### PROMPT
Which lines of the records contain "Intercept"? Collect every one of them.

━━━━━━━━━━━━━━━━━━━━

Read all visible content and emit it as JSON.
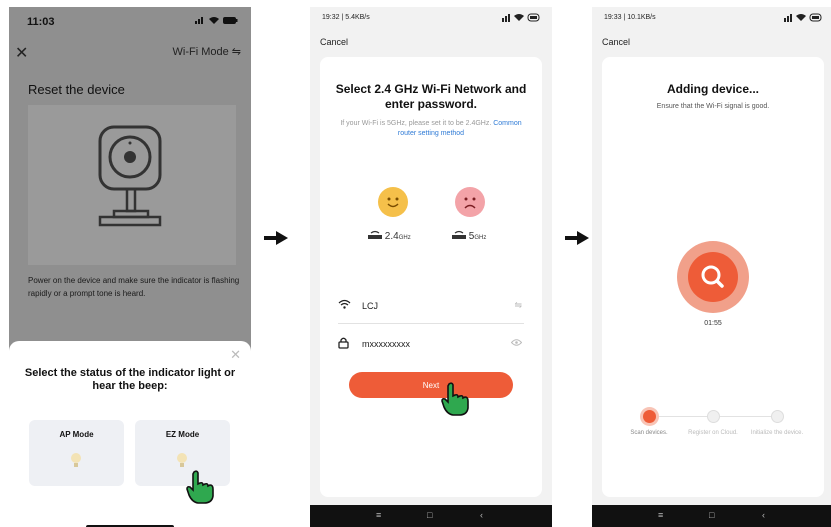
{
  "screen1": {
    "time": "11:03",
    "close_glyph": "✕",
    "wifi_mode": "Wi-Fi Mode ⇋",
    "title": "Reset the device",
    "description": "Power on the device and make sure the indicator is flashing rapidly or a prompt tone is heard.",
    "sheet_close_glyph": "✕",
    "sheet_prompt": "Select the status of the indicator light or hear the beep:",
    "modes": [
      {
        "label": "AP Mode"
      },
      {
        "label": "EZ Mode"
      }
    ]
  },
  "screen2": {
    "status": "19:32 | 5.4KB/s",
    "cancel": "Cancel",
    "heading": "Select 2.4 GHz Wi-Fi Network and enter password.",
    "hint": "If your Wi-Fi is 5GHz, please set it to be 2.4GHz.",
    "hint_link": "Common router setting method",
    "band_24": "2.4",
    "band_24_unit": "GHz",
    "band_5": "5",
    "band_5_unit": "GHz",
    "ssid": "LCJ",
    "password": "mxxxxxxxxx",
    "next_label": "Next"
  },
  "screen3": {
    "status": "19:33 | 10.1KB/s",
    "cancel": "Cancel",
    "heading": "Adding device...",
    "subheading": "Ensure that the Wi-Fi signal is good.",
    "timer": "01:55",
    "steps": [
      {
        "label": "Scan devices."
      },
      {
        "label": "Register on Cloud."
      },
      {
        "label": "Initialize the device."
      }
    ]
  },
  "nav": {
    "menu": "≡",
    "home": "□",
    "back": "‹"
  },
  "colors": {
    "accent": "#ee5c38",
    "link": "#2f7bd6",
    "happy": "#f5c04a",
    "sad": "#f3a3a8"
  },
  "icons": [
    "wifi-icon",
    "lock-icon",
    "search-icon",
    "pointing-hand-icon",
    "arrow-right-icon",
    "eye-icon"
  ]
}
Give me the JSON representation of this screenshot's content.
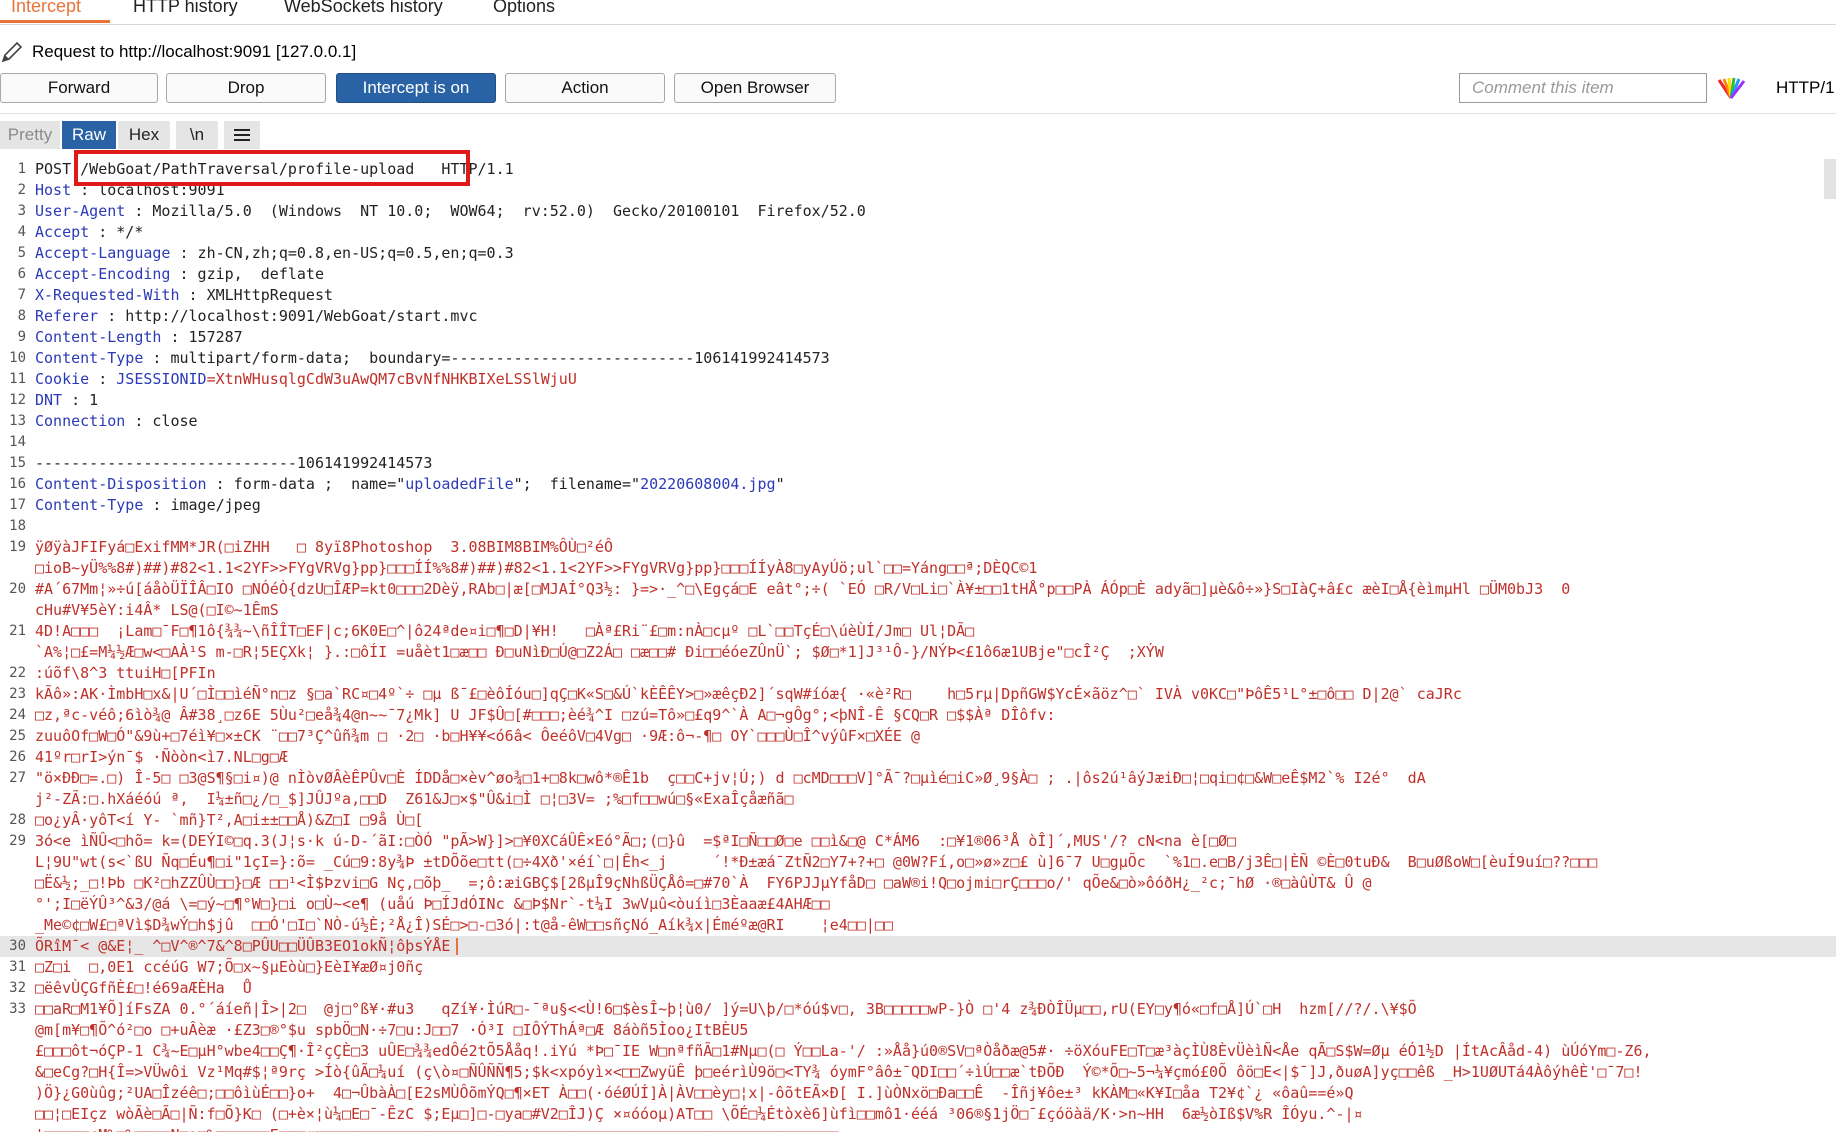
{
  "tabs": [
    "Intercept",
    "HTTP history",
    "WebSockets history",
    "Options"
  ],
  "request_line": "Request to http://localhost:9091  [127.0.0.1]",
  "buttons": {
    "forward": "Forward",
    "drop": "Drop",
    "intercept": "Intercept is on",
    "action": "Action",
    "open_browser": "Open Browser"
  },
  "comment_placeholder": "Comment this item",
  "http_version": "HTTP/1",
  "view_tabs": [
    "Pretty",
    "Raw",
    "Hex",
    "\\n"
  ],
  "menu_icon": "hamburger-menu-icon",
  "colors": {
    "accent": "#e8743a",
    "primary": "#2a63a5",
    "highlight": "#e01919"
  },
  "lines": [
    {
      "n": "1",
      "segs": [
        {
          "t": "POST ",
          "c": "v"
        },
        {
          "t": "/WebGoat/PathTraversal/profile-upload",
          "c": "v"
        },
        {
          "t": "   HTTP/1.1",
          "c": "v"
        }
      ]
    },
    {
      "n": "2",
      "segs": [
        {
          "t": "Host",
          "c": "k"
        },
        {
          "t": " : localhost:9091",
          "c": "v"
        }
      ]
    },
    {
      "n": "3",
      "segs": [
        {
          "t": "User-Agent",
          "c": "k"
        },
        {
          "t": " : Mozilla/5.0  (Windows  NT 10.0;  WOW64;  rv:52.0)  Gecko/20100101  Firefox/52.0",
          "c": "v"
        }
      ]
    },
    {
      "n": "4",
      "segs": [
        {
          "t": "Accept",
          "c": "k"
        },
        {
          "t": " : */*",
          "c": "v"
        }
      ]
    },
    {
      "n": "5",
      "segs": [
        {
          "t": "Accept-Language",
          "c": "k"
        },
        {
          "t": " : zh-CN,zh;q=0.8,en-US;q=0.5,en;q=0.3",
          "c": "v"
        }
      ]
    },
    {
      "n": "6",
      "segs": [
        {
          "t": "Accept-Encoding",
          "c": "k"
        },
        {
          "t": " : gzip,  deflate",
          "c": "v"
        }
      ]
    },
    {
      "n": "7",
      "segs": [
        {
          "t": "X-Requested-With",
          "c": "k"
        },
        {
          "t": " : XMLHttpRequest",
          "c": "v"
        }
      ]
    },
    {
      "n": "8",
      "segs": [
        {
          "t": "Referer",
          "c": "k"
        },
        {
          "t": " : http://localhost:9091/WebGoat/start.mvc",
          "c": "v"
        }
      ]
    },
    {
      "n": "9",
      "segs": [
        {
          "t": "Content-Length",
          "c": "k"
        },
        {
          "t": " : 157287",
          "c": "v"
        }
      ]
    },
    {
      "n": "10",
      "segs": [
        {
          "t": "Content-Type",
          "c": "k"
        },
        {
          "t": " : multipart/form-data;  boundary=---------------------------106141992414573",
          "c": "v"
        }
      ]
    },
    {
      "n": "11",
      "segs": [
        {
          "t": "Cookie",
          "c": "k"
        },
        {
          "t": " : ",
          "c": "v"
        },
        {
          "t": "JSESSIONID",
          "c": "k"
        },
        {
          "t": "=XtnWHusqlgCdW3uAwQM7cBvNfNHKBIXeLSSlWjuU",
          "c": "bin"
        }
      ]
    },
    {
      "n": "12",
      "segs": [
        {
          "t": "DNT",
          "c": "k"
        },
        {
          "t": " : 1",
          "c": "v"
        }
      ]
    },
    {
      "n": "13",
      "segs": [
        {
          "t": "Connection",
          "c": "k"
        },
        {
          "t": " : close",
          "c": "v"
        }
      ]
    },
    {
      "n": "14",
      "segs": []
    },
    {
      "n": "15",
      "segs": [
        {
          "t": "-----------------------------106141992414573",
          "c": "v"
        }
      ]
    },
    {
      "n": "16",
      "segs": [
        {
          "t": "Content-Disposition",
          "c": "k"
        },
        {
          "t": " : form-data ;  name=\"",
          "c": "v"
        },
        {
          "t": "uploadedFile",
          "c": "str"
        },
        {
          "t": "\";  filename=\"",
          "c": "v"
        },
        {
          "t": "20220608004.jpg",
          "c": "str"
        },
        {
          "t": "\"",
          "c": "v"
        }
      ]
    },
    {
      "n": "17",
      "segs": [
        {
          "t": "Content-Type",
          "c": "k"
        },
        {
          "t": " : image/jpeg",
          "c": "v"
        }
      ]
    },
    {
      "n": "18",
      "segs": []
    },
    {
      "n": "19",
      "segs": [
        {
          "t": "ÿØÿàJFIFyá□ExifMM*JR(□iZHH   □ 8yï8Photoshop  3.08BIM8BIM%ÔÙ□²éÔ",
          "c": "bin"
        }
      ]
    },
    {
      "n": "",
      "segs": [
        {
          "t": "□ioB~yÜ%%8#)##)#82<1.1<2YF>>FYgVRVg}pp}□□□ÍÍ%%8#)##)#82<1.1<2YF>>FYgVRVg}pp}□□□ÍÍyÀ8□yAyÚö;ul`□□=Yáng□□ª;DÈQC©1",
          "c": "bin"
        }
      ]
    },
    {
      "n": "20",
      "segs": [
        {
          "t": "#A´67Mm¦»÷ú[áåòÜÏÎÂ□IO □NÓéÒ{dzU□ÎÆP=kt0□□□2Dèÿ,RAb□|æ[□MJAÍ°Q3½: }=>·_^□\\Egçá□E eât°;÷( `EÓ □R/V□Li□`À¥±□□1tHÅ°p□□PÀ ÁÓp□È adyã□]µè&ô÷»}S□IàÇ+â£c æèI□Å{èìmµHl □ÜM0bJ3  0",
          "c": "bin"
        }
      ]
    },
    {
      "n": "",
      "segs": [
        {
          "t": "cHu#V¥5èY:i4Â* LS@(□I©~1ÊmS",
          "c": "bin"
        }
      ]
    },
    {
      "n": "21",
      "segs": [
        {
          "t": "4D!A□□□  ¡Lam□¯F□¶1ô{¾¾~\\ñÎÎT□EF|c;6K0E□^|ô24ªde¤i□¶□D|¥H!   □Àª£Ri¨£□m:nÀ□cµº □L`□□TçÉ□\\úèÙÍ/Jm□ Ul¦DÃ□",
          "c": "bin"
        }
      ]
    },
    {
      "n": "",
      "segs": [
        {
          "t": "`A%¦□£=M¼½Æ□w<□AÀ¹S m-□R¦5EÇXk¦ }.:□ôÍI =uåèt1□æ□□ Ð□uNìÐ□Ú@□Z2Á□ □æ□□# Ði□□éóeZÛnÜ`; $Ø□*1]J³¹Ô-}/NÝÞ<£1ô6æ1UBje\"□cÎ²Ç  ;XÝW",
          "c": "bin"
        }
      ]
    },
    {
      "n": "22",
      "segs": [
        {
          "t": ":úõf\\8^3 ttuiH□[PFIn",
          "c": "bin"
        }
      ]
    },
    {
      "n": "23",
      "segs": [
        {
          "t": "kÃô»:AK·ÌmbH□x&|U´□Ì□□ìéÑ°n□z §□a`RC¤□4º`÷ □µ ß¯£□èôÍóu□]qÇ□K«S□&Ú`kÈÊÊY>□»æêçÐ2]´sqW#íóæ{ ·«è²R□    h□5rµ|DpñGW$YcÉ×ãöz^□` IVÀ v0KC□\"ÞôÊ5¹L°±□ô□□ D|2@` caJRc",
          "c": "bin"
        }
      ]
    },
    {
      "n": "24",
      "segs": [
        {
          "t": "□z,ªc-véô;6ìò¾@ Â#38¸□z6E 5Ùu²□eå¾4@n~~¯7¿Mk] U JF$Û□[#□□□;èé¾^I □zú=Tô»□£q9^`À A□¬gÔg°;<þNÎ-Ê §CQ□R □$$Àª DÎôfv:",
          "c": "bin"
        }
      ]
    },
    {
      "n": "25",
      "segs": [
        {
          "t": "zuuôOf□W□Ó\"&9ù+□7éì¥□×±CK ¨□□7³Ç^ûñ¾m □ ·2□ ·b□H¥¥<ó6â< ÔeéôV□4Vg□ ·9Æ:ô¬-¶□ OY`□□□Ù□Î^výûF×□XÉE @",
          "c": "bin"
        }
      ]
    },
    {
      "n": "26",
      "segs": [
        {
          "t": "41ºr□rI>ýn¯$ ·Ñòòn<ì7.NL□g□Æ",
          "c": "bin"
        }
      ]
    },
    {
      "n": "27",
      "segs": [
        {
          "t": "\"ö×ÐÐ□=.□) Î-5□ □3@S¶§□i¤)@ nÌòvØÂèÊPÛv□È ÍDDå□×èv^øo¾□1+□8k□wô*®Ê1b  ç□□C+jv¦Ú;) d □cMD□□□V]°Ã¯?□µìé□iC»Ø¸9§À□ ; .|ôs2ú¹âýJæiÐ□¦□qi□¢□&W□eÊ$M2`% I2é°  dA",
          "c": "bin"
        }
      ]
    },
    {
      "n": "",
      "segs": [
        {
          "t": "j²-ZÃ:□.hXáéóú ª,  I¼±ñ□¿/□_$]JÛJºa,□□D  Z61&J□×$\"Û&i□Ì □¦□3V= ;%□f□□wú□§«ExaÎçåæñã□",
          "c": "bin"
        }
      ]
    },
    {
      "n": "28",
      "segs": [
        {
          "t": "□o¿yÂ·yôT<í Y- `mñ}T²,A□i±±□□Å)&Z□I □9å Ù□[",
          "c": "bin"
        }
      ]
    },
    {
      "n": "29",
      "segs": [
        {
          "t": "3ó<e ìÑÛ<□hõ= k=(DEÝI©□q.3(J¦s·k ú-D-´ãI:□ÒÓ \"pÃ>W}]>□¥0XCáÛÊ×Eó°Ã□;(□}û  =$ªI□Ñ□□Ø□e □□ì&□@ C*ÁM6  :□¥1®06³Å òÎ]´,MUS'/? cN<na è[□Ø□",
          "c": "bin"
        }
      ]
    },
    {
      "n": "",
      "segs": [
        {
          "t": "L¦9U\"wt(s<`ßU Ñq□Éu¶□i\"1çI=}:õ= _Cú□9:8y¾Þ ±tDÕõe□tt(□÷4Xð'×éí`□|Êh<_j     ´!*Ð±æá¯ZtÑ2□Y7+?+□ @0W?Fí,o□»ø»z□£ ù]6¯7 U□gµÕc  `%1□.e□B/j3Ê□|ÈÑ ©È□0tuÐ&  B□uØßoW□[èuÍ9uí□??□□□",
          "c": "bin"
        }
      ]
    },
    {
      "n": "",
      "segs": [
        {
          "t": "□Ë&½;_□!Þb □K²□hZZÛÙ□□}□Æ □□¹<Ì$Þzvi□G Nç,□õþ_  =;ô:æiGBÇ$[2ßµÎ9çNhßÜÇÅô=□#70`À  FY6PJJµYfåD□ □aW®i!Q□ojmi□rÇ□□□o/' qÕe&□ò»ôóðH¿_²c;¯hØ ·®□àûÙT& Û @",
          "c": "bin"
        }
      ]
    },
    {
      "n": "",
      "segs": [
        {
          "t": "°';I□ëÝÛ³^&3/@á \\=□ý~□¶°W□}□i o□Ù~<e¶ (uåú Þ□ÍJdÓINc &□Þ$Nr`-t¼I 3wVµû<òuíì□3Èaaæ£4AHÆ□□",
          "c": "bin"
        }
      ]
    },
    {
      "n": "",
      "segs": [
        {
          "t": "_Me©¢□W£□ªVì$D¾wÝ□h$jû  □□Ó'□I□`NÒ-ú½È;²Å¿Î)SÉ□>□-□3ó|:t@å-êW□□sñçNó_Aík¾x|Éméºæ@RI    ¦e4□□|□□",
          "c": "bin"
        }
      ]
    },
    {
      "n": "30",
      "hl": true,
      "caret": true,
      "segs": [
        {
          "t": "ÕRîM¯< @&E¦_ ^□V^®^7&^8□PÛU□□ÜÛB3EO1okÑ¦ôþsÝÅE",
          "c": "bin"
        }
      ]
    },
    {
      "n": "31",
      "segs": [
        {
          "t": "□Z□i  □,0E1 ccéúG W7;Õ□x~§µEòù□}EèI¥æØ¤j0ñç",
          "c": "bin"
        }
      ]
    },
    {
      "n": "32",
      "segs": [
        {
          "t": "□ëêvÙÇGfñÈ£□!é69aÆÈHa  Ů",
          "c": "bin"
        }
      ]
    },
    {
      "n": "33",
      "segs": [
        {
          "t": "□□aR□M1¥Õ]íFsZA 0.°´áíeñ|Î>|2□  @j□°ß¥·#u3   qZí¥·ÌúR□-¯ªu§<<Ù!6□$èsÎ~þ¦ù0/ ]ý=U\\þ/□*óú$v□, 3B□□□□□wP-}Ò □'4 z¾ÐÒÎÜµ□□,rU(EY□y¶ó«□f□Å]Ú`□H  hzm[//?/.\\¥$Õ",
          "c": "bin"
        }
      ]
    },
    {
      "n": "",
      "segs": [
        {
          "t": "@m[m¥□¶Õ^ó²□o □+uÂèæ ·£Z3□®°$u spbÖ□N·÷7□u:J□□7 ·Ó³I □IÔÝThÁª□Æ 8áòñ5Ìoo¿ItBÈU5",
          "c": "bin"
        }
      ]
    },
    {
      "n": "",
      "segs": [
        {
          "t": "£□□□ôt¬óÇP-1 C¾~E□µH°wbe4□□Ç¶·Î²çÇÈ□3 uÛE□¾¾edÔé2tÕ5Ååq!.iYú *Þ□¯IE W□nªfñÃ□1#Nµ□(□ Ý□□La-'/ :»Åå}ú0®SV□ªÒåðæ@5#· ÷öXóuFE□T□æ³àçÌÙ8ÈvÜèìÑ<Åe qÃ□S$W=Øµ éÓ1½D |ÍtAcÂåd-4) ùÚóYm□-Z6,",
          "c": "bin"
        }
      ]
    },
    {
      "n": "",
      "segs": [
        {
          "t": "&□eCg?□H{Î=>VÜwôi Vz¹Mq#$¦ª9rç >Íò{ûÃ□¼uí (ç\\ò¤□ÑÛÑÑ¶5;$k<xpóyì×<□□ZwyüÊ þ□eérìÙ9ö□<TY¾ óymF°âô±¯QDI□□´÷ìÚ□□æ`tÐÕÐ  Ý©*Õ□~5¬¼¥çmó£0Õ ôö□E<|$¯]J,ðuøA]yç□□êß _H>1UØUTá4ÀôýhêÈ'□¯7□!",
          "c": "bin"
        }
      ]
    },
    {
      "n": "",
      "segs": [
        {
          "t": ")Ö}¿G0ùûg;²UA□Îzéê□;□□ôìùÉ□□}o+  4□¬ÛbàÀ□[E2sMÙÔõmÝQ□¶×ET À□□(·óéØÚÍ]À|ÀV□□èy□¦x|-ôõtEÃ×Ð[ I.]ùÒNxö□Ða□□Ê  -Îñj¥ôe±³ kKÀM□«K¥I□åa T2¥¢`¿ «ôaû==é»Q",
          "c": "bin"
        }
      ]
    },
    {
      "n": "",
      "segs": [
        {
          "t": "□□¦□EIçz wòÃè□Ã□|Ñ:f□Õ}K□ (□+è×¦ù¼□E□¯-ÊzC $;Eµ□]□-□ya□#V2□ÎJ)Ç ×¤óóoµ)AT□□ \\ÕÉ□¼Étòxè6]ùfì□□mô1·ééá ³06®§1jÖ□¯£çóöàä/K·>n~HH  6æ½òIß$V%R ÎÓyu.^-|¤",
          "c": "bin"
        }
      ]
    },
    {
      "n": "",
      "segs": [
        {
          "t": "'□□□□□cM%□%□□□□N□a□%□□□□□□E□□□q□□□□□□□□□□□□□□□□□□□□□□□□□□□□□□□□□□□□□□□□□□□□□□□□□□□□□□□□□□",
          "c": "bin"
        }
      ]
    }
  ]
}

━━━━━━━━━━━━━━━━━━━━

### ANSWER SPACE
    "Intercept",
    "intercept": "Intercept is on",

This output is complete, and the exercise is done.